## EXERCISE OBJECTIVE:
Go through the records and extract every line with the word "Open".

Records from a data collection
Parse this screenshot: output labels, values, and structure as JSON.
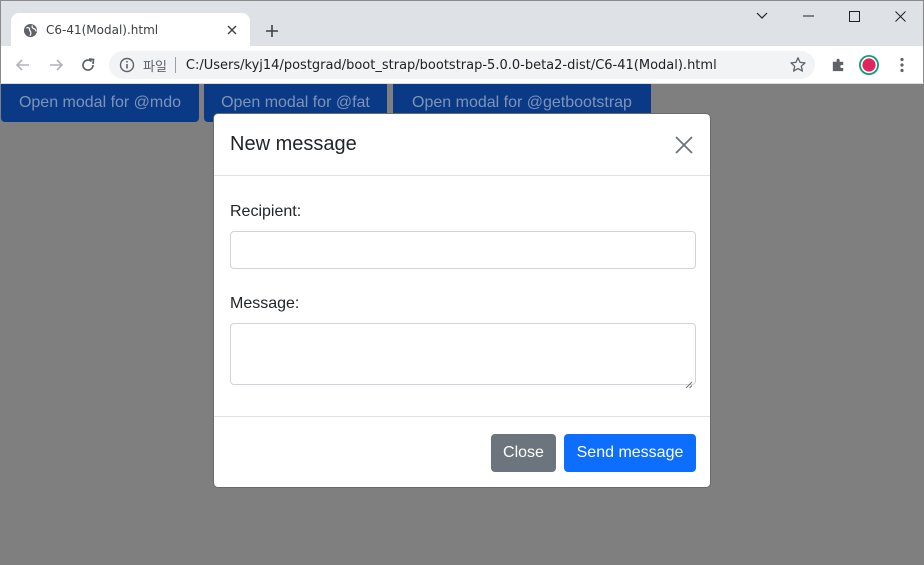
{
  "browser": {
    "tab_title": "C6-41(Modal).html",
    "url_scheme": "파일",
    "url": "C:/Users/kyj14/postgrad/boot_strap/bootstrap-5.0.0-beta2-dist/C6-41(Modal).html"
  },
  "page": {
    "buttons": [
      {
        "label": "Open modal for @mdo"
      },
      {
        "label": "Open modal for @fat"
      },
      {
        "label": "Open modal for @getbootstrap"
      }
    ]
  },
  "modal": {
    "title": "New message",
    "recipient_label": "Recipient:",
    "recipient_value": "",
    "message_label": "Message:",
    "message_value": "",
    "close_label": "Close",
    "send_label": "Send message"
  },
  "colors": {
    "backdrop": "#7f7f7f",
    "primary": "#0d6efd",
    "secondary": "#6c757d",
    "launch_button": "#0a3a85"
  }
}
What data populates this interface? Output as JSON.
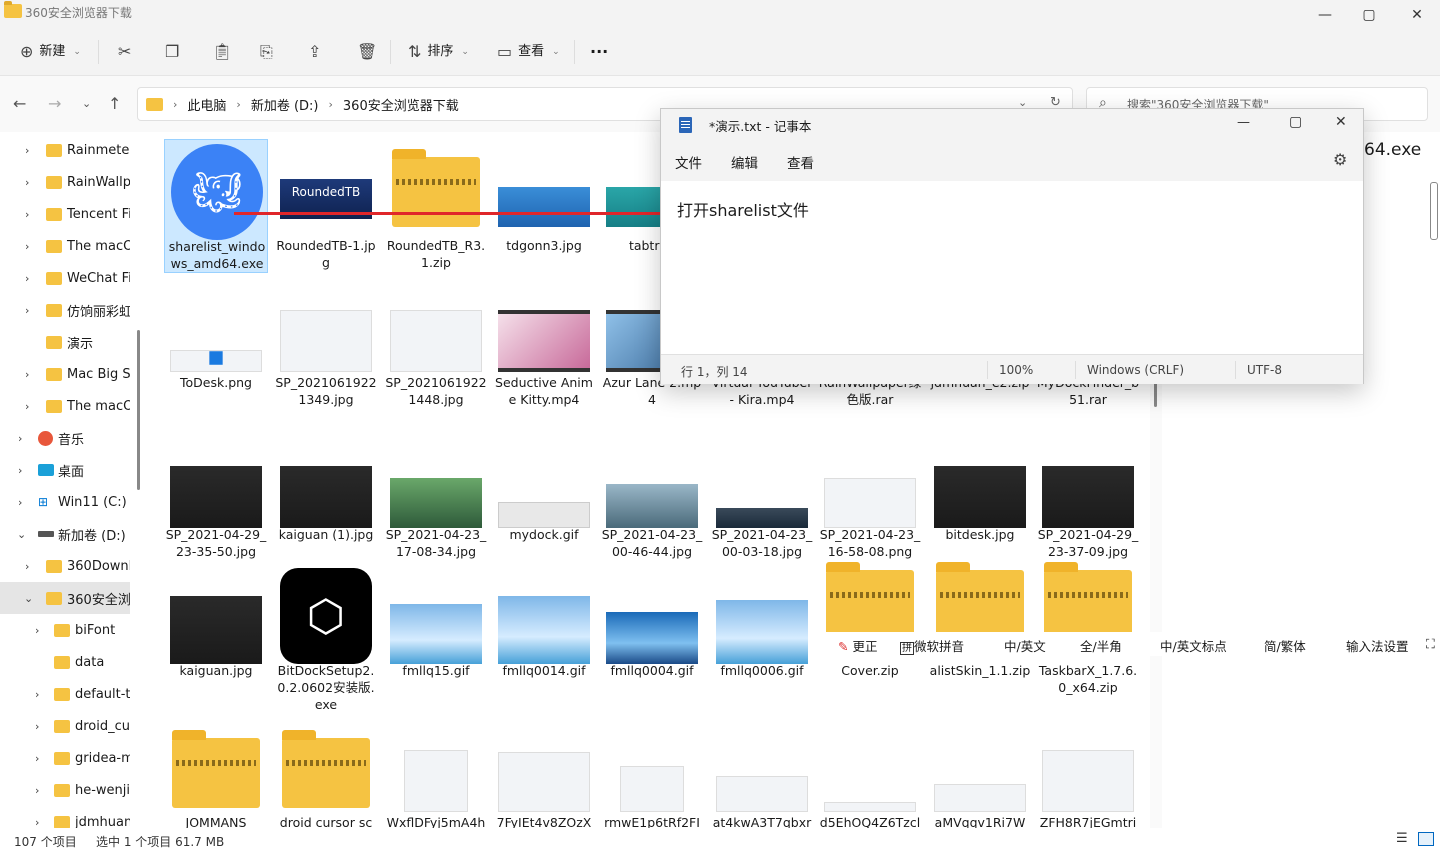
{
  "window": {
    "title": "360安全浏览器下载"
  },
  "toolbar": {
    "new_label": "新建",
    "sort_label": "排序",
    "view_label": "查看",
    "more_label": "···"
  },
  "breadcrumb": [
    "此电脑",
    "新加卷 (D:)",
    "360安全浏览器下载"
  ],
  "search": {
    "placeholder": "搜索\"360安全浏览器下载\""
  },
  "sidebar": {
    "items": [
      {
        "label": "Rainmeter"
      },
      {
        "label": "RainWallpa"
      },
      {
        "label": "Tencent Fil"
      },
      {
        "label": "The macOS"
      },
      {
        "label": "WeChat Fil"
      },
      {
        "label": "仿饷丽彩虹"
      },
      {
        "label": "演示"
      },
      {
        "label": "Mac Big Su"
      },
      {
        "label": "The macOS"
      },
      {
        "label": "音乐"
      },
      {
        "label": "桌面"
      },
      {
        "label": "Win11 (C:)"
      },
      {
        "label": "新加卷 (D:)"
      },
      {
        "label": "360Downlo"
      },
      {
        "label": "360安全浏"
      },
      {
        "label": "biFont"
      },
      {
        "label": "data"
      },
      {
        "label": "default-th"
      },
      {
        "label": "droid_cur"
      },
      {
        "label": "gridea-m"
      },
      {
        "label": "he-wenjie"
      },
      {
        "label": "jdmhuan"
      }
    ]
  },
  "files": [
    {
      "name": "sharelist_windows_amd64.exe"
    },
    {
      "name": "RoundedTB-1.jpg",
      "thumb_text": "RoundedTB"
    },
    {
      "name": "RoundedTB_R3.1.zip"
    },
    {
      "name": "tdgonn3.jpg"
    },
    {
      "name": "tabtran"
    },
    {
      "name": "ToDesk.png"
    },
    {
      "name": "SP_20210619221349.jpg"
    },
    {
      "name": "SP_20210619221448.jpg"
    },
    {
      "name": "Seductive Anime Kitty.mp4"
    },
    {
      "name": "Azur Lane 2.mp4"
    },
    {
      "name": "Virtual YouTuber - Kira.mp4"
    },
    {
      "name": "RainWallpaper绿色版.rar"
    },
    {
      "name": "jdmhuan_e2.zip"
    },
    {
      "name": "MyDockFinder_b51.rar"
    },
    {
      "name": "SP_2021-04-29_23-35-50.jpg"
    },
    {
      "name": "kaiguan (1).jpg"
    },
    {
      "name": "SP_2021-04-23_17-08-34.jpg"
    },
    {
      "name": "mydock.gif"
    },
    {
      "name": "SP_2021-04-23_00-46-44.jpg"
    },
    {
      "name": "SP_2021-04-23_00-03-18.jpg"
    },
    {
      "name": "SP_2021-04-23_16-58-08.png"
    },
    {
      "name": "bitdesk.jpg"
    },
    {
      "name": "SP_2021-04-29_23-37-09.jpg"
    },
    {
      "name": "kaiguan.jpg"
    },
    {
      "name": "BitDockSetup2.0.2.0602安装版.exe"
    },
    {
      "name": "fmllq15.gif"
    },
    {
      "name": "fmllq0014.gif"
    },
    {
      "name": "fmllq0004.gif"
    },
    {
      "name": "fmllq0006.gif"
    },
    {
      "name": "Cover.zip"
    },
    {
      "name": "alistSkin_1.1.zip"
    },
    {
      "name": "TaskbarX_1.7.6.0_x64.zip"
    },
    {
      "name": "JOMMANS"
    },
    {
      "name": "droid cursor sc"
    },
    {
      "name": "WxflDFyj5mA4h"
    },
    {
      "name": "7FyIEt4v8ZOzX"
    },
    {
      "name": "rmwE1p6tRf2FI"
    },
    {
      "name": "at4kwA3T7qbxr"
    },
    {
      "name": "d5EhOQ4Z6Tzcl"
    },
    {
      "name": "aMVqqv1Ri7W"
    },
    {
      "name": "ZFH8R7jEGmtri"
    }
  ],
  "right_peek": {
    "text": "64.exe"
  },
  "statusbar": {
    "count": "107 个项目",
    "selection": "选中 1 个项目  61.7 MB"
  },
  "notepad": {
    "title": "*演示.txt - 记事本",
    "menu": [
      "文件",
      "编辑",
      "查看"
    ],
    "content": "打开sharelist文件",
    "status": {
      "position": "行 1，列 14",
      "zoom": "100%",
      "line_ending": "Windows (CRLF)",
      "encoding": "UTF-8"
    }
  },
  "ime_toolbar": {
    "items": [
      "更正",
      "微软拼音",
      "中/英文",
      "全/半角",
      "中/英文标点",
      "简/繁体",
      "输入法设置"
    ]
  },
  "colors": {
    "accent": "#0067c0",
    "selection": "#cce8ff",
    "folder": "#f5c342",
    "annotation": "#e0262a"
  }
}
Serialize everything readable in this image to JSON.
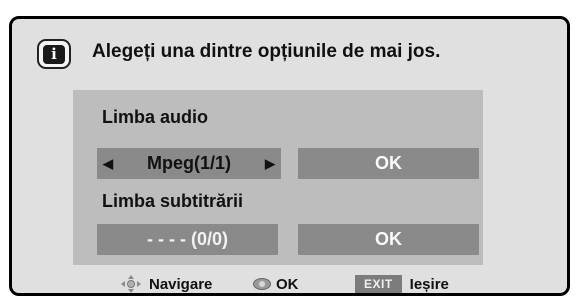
{
  "dialog": {
    "title": "Alegeți una dintre opțiunile de mai jos.",
    "icon": "info-icon"
  },
  "audio": {
    "label": "Limba audio",
    "value": "Mpeg(1/1)",
    "ok_label": "OK"
  },
  "subtitle": {
    "label": "Limba subtitrării",
    "value": "- - - - (0/0)",
    "ok_label": "OK"
  },
  "footer": {
    "navigate_label": "Navigare",
    "ok_label": "OK",
    "exit_key": "EXIT",
    "exit_label": "Ieșire"
  },
  "colors": {
    "dialog_bg": "#e0e0e0",
    "panel_bg": "#bdbdbd",
    "field_bg": "#8a8a8a"
  }
}
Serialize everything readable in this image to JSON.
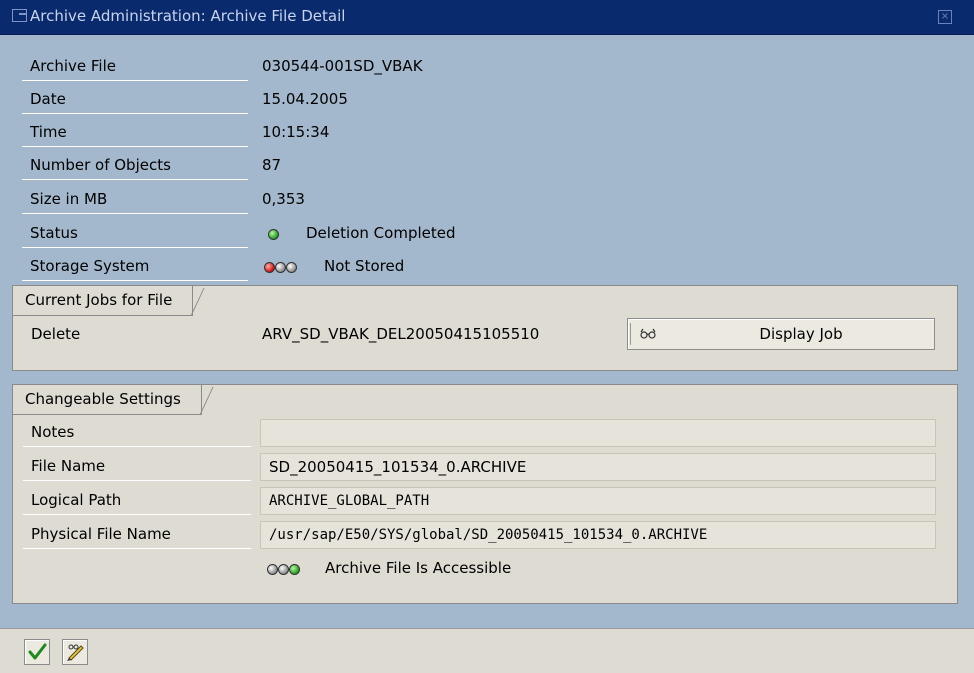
{
  "window": {
    "title": "Archive Administration: Archive File Detail"
  },
  "details": [
    {
      "label": "Archive File",
      "value": "030544-001SD_VBAK"
    },
    {
      "label": "Date",
      "value": "15.04.2005"
    },
    {
      "label": "Time",
      "value": "10:15:34"
    },
    {
      "label": "Number of Objects",
      "value": "87"
    },
    {
      "label": "Size in MB",
      "value": "0,353"
    },
    {
      "label": "Status",
      "value": "Deletion Completed"
    },
    {
      "label": "Storage System",
      "value": "Not Stored"
    }
  ],
  "current_jobs": {
    "tab_label": "Current Jobs for File",
    "job_type": "Delete",
    "job_name": "ARV_SD_VBAK_DEL20050415105510",
    "button_label": "Display Job"
  },
  "settings": {
    "tab_label": "Changeable Settings",
    "fields": [
      {
        "label": "Notes",
        "value": ""
      },
      {
        "label": "File Name",
        "value": "SD_20050415_101534_0.ARCHIVE"
      },
      {
        "label": "Logical Path",
        "value": "ARCHIVE_GLOBAL_PATH"
      },
      {
        "label": "Physical File Name",
        "value": "/usr/sap/E50/SYS/global/SD_20050415_101534_0.ARCHIVE"
      }
    ],
    "accessibility": "Archive File Is Accessible"
  },
  "icons": {
    "status_led": "green-led-icon",
    "storage_leds": [
      "red-led-icon",
      "gray-led-icon",
      "gray-led-icon"
    ],
    "access_leds": [
      "gray-led-icon",
      "gray-led-icon",
      "green-led-icon"
    ],
    "continue": "checkmark-icon",
    "edit": "pencil-icon"
  },
  "colors": {
    "background": "#a4b8cd",
    "titlebar": "#0a2a6e",
    "group_panel": "#dedbd2",
    "led_green": "#1e9d1e",
    "led_red": "#d01010"
  }
}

## TASK OUTPUT:
        "label": "Open modal for @mdo"
        "label": "Open modal for @fat"
        "label": "Open modal for @getbootstrap"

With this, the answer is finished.